Florida Man Flees Seatbelt Stop on Foot, Cop Runs Him Over and Kills Him (Reason) Shortly after 12:30 a.m. this morning a Volusia County Sheriffs deputy saw Marlon Brown driving without a seatbelt, and attempted to pull him over. When Brown kept driving, the deputy gave up pursuit while reporting a fleeing vehicle. Almost immediately, reports the Daytona Beach News-Journal, officers with the DeLand Police Department (the county and city share a dispatch system) said they'd spotted the vehicle and began their own pursuit. What happened next absolutely should not have:
Two DeLand police officers got behind the car as it headed west on Beresford Avenue. Brown did not stop and made a left turn on South Delaware Avenue, a dead-end street that ends near an empty lot. Brown stopped the car and ran from it, as one DeLand patrol car stopped behind Brown's Toyota Camry. The other patrol car, driven by Officer Harris, drove past on the left of the other stopped patrol car and struck Brown, who was running, with the right front, Montes said.
Harris then ran over Brown, killing him on the spot, Montes said.
At the scene behind some apartment buildings at 901 S. Delaware Ave., tire tracks lead from the paved road into the empty lot for more than a hundred yards, running over bean plants and knocking down a chain link fence. This is where witness Sabrina Waldron said the car stopped on top of Brown.
Waldron said Brown's car pulled along the woods and stopped.
"There was no need to run him down," Waldron said. "After the car hit Marlon and landed on him the back end of it was up in the air."

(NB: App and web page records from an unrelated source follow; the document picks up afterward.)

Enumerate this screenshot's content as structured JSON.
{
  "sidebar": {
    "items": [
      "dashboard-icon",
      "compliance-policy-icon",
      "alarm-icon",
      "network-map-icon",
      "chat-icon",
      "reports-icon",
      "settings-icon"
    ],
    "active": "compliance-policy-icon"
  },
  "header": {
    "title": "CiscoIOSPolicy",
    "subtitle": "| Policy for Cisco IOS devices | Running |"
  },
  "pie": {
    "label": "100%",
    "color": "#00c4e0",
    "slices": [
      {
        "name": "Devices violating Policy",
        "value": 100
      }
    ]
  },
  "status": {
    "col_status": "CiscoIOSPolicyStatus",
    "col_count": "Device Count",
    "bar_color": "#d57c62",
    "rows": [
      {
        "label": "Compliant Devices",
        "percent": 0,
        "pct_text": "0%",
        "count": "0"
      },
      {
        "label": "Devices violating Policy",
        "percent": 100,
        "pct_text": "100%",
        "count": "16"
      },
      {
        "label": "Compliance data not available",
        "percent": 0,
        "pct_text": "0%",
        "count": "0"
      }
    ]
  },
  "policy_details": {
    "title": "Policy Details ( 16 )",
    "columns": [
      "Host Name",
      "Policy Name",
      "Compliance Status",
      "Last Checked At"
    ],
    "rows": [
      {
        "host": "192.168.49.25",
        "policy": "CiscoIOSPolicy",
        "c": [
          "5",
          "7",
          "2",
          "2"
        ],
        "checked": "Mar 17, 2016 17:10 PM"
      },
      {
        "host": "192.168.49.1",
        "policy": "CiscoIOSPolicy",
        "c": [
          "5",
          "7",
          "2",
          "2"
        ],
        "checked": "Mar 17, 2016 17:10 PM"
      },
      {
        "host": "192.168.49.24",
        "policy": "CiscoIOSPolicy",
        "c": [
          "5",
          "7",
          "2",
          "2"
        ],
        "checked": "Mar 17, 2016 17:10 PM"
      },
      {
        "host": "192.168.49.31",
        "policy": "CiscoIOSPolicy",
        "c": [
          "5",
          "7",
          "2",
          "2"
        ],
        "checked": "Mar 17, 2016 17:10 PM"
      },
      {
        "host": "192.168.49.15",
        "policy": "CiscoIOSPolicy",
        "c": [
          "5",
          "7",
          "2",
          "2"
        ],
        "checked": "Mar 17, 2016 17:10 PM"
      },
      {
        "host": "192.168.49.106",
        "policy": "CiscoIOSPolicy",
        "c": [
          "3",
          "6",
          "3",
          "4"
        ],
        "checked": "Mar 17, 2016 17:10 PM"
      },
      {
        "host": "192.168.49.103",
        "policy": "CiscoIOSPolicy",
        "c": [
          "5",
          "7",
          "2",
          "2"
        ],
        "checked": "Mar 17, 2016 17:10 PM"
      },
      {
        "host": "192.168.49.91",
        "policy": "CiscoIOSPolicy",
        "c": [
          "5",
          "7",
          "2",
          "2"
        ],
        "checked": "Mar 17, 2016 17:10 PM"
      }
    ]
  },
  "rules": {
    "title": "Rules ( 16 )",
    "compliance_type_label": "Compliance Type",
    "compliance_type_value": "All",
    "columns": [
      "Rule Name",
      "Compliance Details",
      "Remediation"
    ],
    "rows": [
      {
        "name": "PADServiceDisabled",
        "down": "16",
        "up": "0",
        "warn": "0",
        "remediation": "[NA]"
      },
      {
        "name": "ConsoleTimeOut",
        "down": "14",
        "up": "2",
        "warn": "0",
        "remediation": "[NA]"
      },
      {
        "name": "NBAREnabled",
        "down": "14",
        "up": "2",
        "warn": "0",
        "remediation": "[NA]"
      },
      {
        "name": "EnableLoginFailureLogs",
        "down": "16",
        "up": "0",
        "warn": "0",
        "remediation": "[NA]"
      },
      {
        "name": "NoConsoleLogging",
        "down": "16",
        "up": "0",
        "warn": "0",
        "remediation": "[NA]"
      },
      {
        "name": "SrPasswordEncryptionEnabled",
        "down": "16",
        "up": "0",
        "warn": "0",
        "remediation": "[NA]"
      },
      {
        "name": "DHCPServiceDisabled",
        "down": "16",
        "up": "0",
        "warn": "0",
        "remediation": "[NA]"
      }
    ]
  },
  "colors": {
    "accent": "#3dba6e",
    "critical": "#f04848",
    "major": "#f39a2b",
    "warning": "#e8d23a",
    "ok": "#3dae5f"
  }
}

The Deland Police Department is refusing to comment on the case until the Florida Highway Patrol concludes its investigation. The only information it's released at this point is that the officer who killed Brown, 25-year-old James Harris, has been on the job since August, has an otherwise clean record, and is now suspended. As for Brown: One explanation for his decision to not pull over may be that his license was suspended and he was on probation. But really: Chasing people over seatbelt violations? Isn't that a bit much?
This incident--like the one Brian Doherty noted in which a NYPD patrol car pursuing a dirt bike slammed into it and killed one of the passengers--didn't need to happen. But it seems DeLand police simply aren't very good at chasing pedestrian suspects.